The Importance of Rest and Recovery

Understanding how to best look after yourself after your surgery is invaluable and will aid in a faster recovery time but also the success of your surgery overall. 

Managing Pain.

As mentioned above, discomfort will be more present than actual pain but your surgeon will provide instructions on the dosage and frequency of the pain medication provided on prescription. While swelling and bruising will be present and may seem alarming, it is very normal after surgery and will usually start to disappear after the first 3 to 4 days. 

Modifying your Diet.

Stick to a liquid or soft diet directly after surgery to avoid any intense friction on your jaw and braces and then gradually transition to more solid foods as advised by your surgeon. 

After Care.

Apply ice packs regularly in the first few days to help with swelling and bruising but follow your surgeon's advice on the frequency of use and duration. It’s also advisable to keep your head elevated as often as possible, even when sleeping to help reduce swelling and minimise any movement that could cause strain on your jaw. Follow your surgeon's guidelines on talking, chewing, and other jaw movements. 

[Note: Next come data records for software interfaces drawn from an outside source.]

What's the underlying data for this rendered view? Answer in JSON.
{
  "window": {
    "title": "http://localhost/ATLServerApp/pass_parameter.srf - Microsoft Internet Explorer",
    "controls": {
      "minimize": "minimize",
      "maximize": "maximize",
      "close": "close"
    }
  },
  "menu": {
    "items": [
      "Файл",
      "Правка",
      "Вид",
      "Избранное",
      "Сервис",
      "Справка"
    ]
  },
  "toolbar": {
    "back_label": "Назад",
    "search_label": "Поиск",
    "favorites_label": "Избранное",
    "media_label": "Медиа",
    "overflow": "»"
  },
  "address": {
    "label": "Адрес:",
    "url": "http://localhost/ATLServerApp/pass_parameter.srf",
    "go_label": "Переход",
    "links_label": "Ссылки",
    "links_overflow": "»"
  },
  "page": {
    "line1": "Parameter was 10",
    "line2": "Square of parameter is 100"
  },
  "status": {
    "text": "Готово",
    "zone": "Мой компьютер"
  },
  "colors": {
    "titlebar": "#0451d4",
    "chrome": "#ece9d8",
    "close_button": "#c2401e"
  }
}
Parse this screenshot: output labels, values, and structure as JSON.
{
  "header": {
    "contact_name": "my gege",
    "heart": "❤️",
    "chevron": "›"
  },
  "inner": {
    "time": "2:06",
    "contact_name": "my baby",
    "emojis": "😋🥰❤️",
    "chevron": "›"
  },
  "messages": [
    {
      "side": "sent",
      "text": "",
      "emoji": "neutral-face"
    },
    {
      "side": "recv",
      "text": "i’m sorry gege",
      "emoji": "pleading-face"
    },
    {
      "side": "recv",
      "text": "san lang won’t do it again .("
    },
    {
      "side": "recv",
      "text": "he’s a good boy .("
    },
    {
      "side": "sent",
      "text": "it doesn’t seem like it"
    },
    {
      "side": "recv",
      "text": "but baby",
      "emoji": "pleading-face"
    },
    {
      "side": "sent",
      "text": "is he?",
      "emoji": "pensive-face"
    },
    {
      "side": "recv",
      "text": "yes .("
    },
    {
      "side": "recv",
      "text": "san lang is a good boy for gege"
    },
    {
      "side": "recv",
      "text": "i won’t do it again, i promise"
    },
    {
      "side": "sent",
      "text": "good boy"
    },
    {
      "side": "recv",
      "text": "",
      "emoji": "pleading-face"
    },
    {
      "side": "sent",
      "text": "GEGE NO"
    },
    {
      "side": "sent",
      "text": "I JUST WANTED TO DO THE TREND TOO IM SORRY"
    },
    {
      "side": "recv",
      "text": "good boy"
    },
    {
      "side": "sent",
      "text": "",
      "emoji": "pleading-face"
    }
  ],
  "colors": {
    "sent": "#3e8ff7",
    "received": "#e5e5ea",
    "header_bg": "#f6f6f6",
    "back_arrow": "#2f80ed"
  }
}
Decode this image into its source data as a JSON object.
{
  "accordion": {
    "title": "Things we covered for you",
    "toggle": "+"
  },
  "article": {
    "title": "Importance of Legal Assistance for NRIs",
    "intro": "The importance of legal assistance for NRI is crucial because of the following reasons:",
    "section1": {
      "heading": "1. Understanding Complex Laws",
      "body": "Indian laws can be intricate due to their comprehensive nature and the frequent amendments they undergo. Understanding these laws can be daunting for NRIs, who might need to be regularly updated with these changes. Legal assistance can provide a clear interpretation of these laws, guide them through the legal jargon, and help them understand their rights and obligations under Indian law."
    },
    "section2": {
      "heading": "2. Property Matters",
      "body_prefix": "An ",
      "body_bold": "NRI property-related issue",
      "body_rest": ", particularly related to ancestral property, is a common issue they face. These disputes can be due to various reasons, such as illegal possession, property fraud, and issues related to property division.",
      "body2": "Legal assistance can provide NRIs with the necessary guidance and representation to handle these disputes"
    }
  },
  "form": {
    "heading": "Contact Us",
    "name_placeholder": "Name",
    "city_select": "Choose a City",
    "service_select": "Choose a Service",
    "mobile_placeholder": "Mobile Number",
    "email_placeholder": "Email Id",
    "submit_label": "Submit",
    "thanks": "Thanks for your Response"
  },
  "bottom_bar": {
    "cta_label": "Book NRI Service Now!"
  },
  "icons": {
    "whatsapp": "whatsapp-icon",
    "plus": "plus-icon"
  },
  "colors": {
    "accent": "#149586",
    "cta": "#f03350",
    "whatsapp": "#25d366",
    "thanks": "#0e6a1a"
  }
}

Maintaining Oral Hygiene.

Proper oral care is crucial during the recovery period to prevent infection and promote healing. Invest in a prescribed mouthwash or use a gentle salt-water rinse to keep germs away and in the first few days, when brushing, try and steer clear of any incisions to avoid opening wounds.

Follow Up Appointments.

Regular check-ups with your surgeon are vital to monitor your progress and address any concerns. If you have stitches, their removal will be scheduled during follow-up visits and imaging may be performed after surgery to assess the healing of bones and the overall success of the surgery.

Longer Term Healing

As the initial postoperative phase passes, you'll notice improvements in your condition. However, complete healing and adjustment may take several months. Your surgeon may recommend exercises to improve jaw mobility, and it’s advisable to follow these diligently to aid in the healing process. Gradually reintroduce a normal diet under your surgeon's guidance but pay attention to any discomfort and communicate with your healthcare team. Orthognathic surgery can have a profound impact on your self-esteem and confidence. Surround yourself with a supportive network of friends and family and look out for any changes in mood, ensuring that you address them straight away. Consider joining support groups or forums where individuals share similar experiences and importantly, understand that visible results take time. Instead of focusing on the immediate aesthetic of your surgery, instead reflect on the positive changes and improvements in your overall well-being.

Orthognathic Surgery in Oldham: Oldham Orthodontics are Here to Help

If you are seeking orthognathic surgery in Oldham, our team of fully trained and experienced clinicians regularly undertake this type of work, meaning all our patients are in good hands. We ensure a smooth end-to-end process with complex, interdisciplinary care, and regular check-up appointments to ensure that your recovery is going well and remaining on track.

You can rest assured that in seeking jaw surgery in Oldham, we offer the specialist treatment and care needed to perform a successful orthognathic operation. Contact Oldham Orthodontics today to arrange your free consultation and begin your journey to a better and happier smile.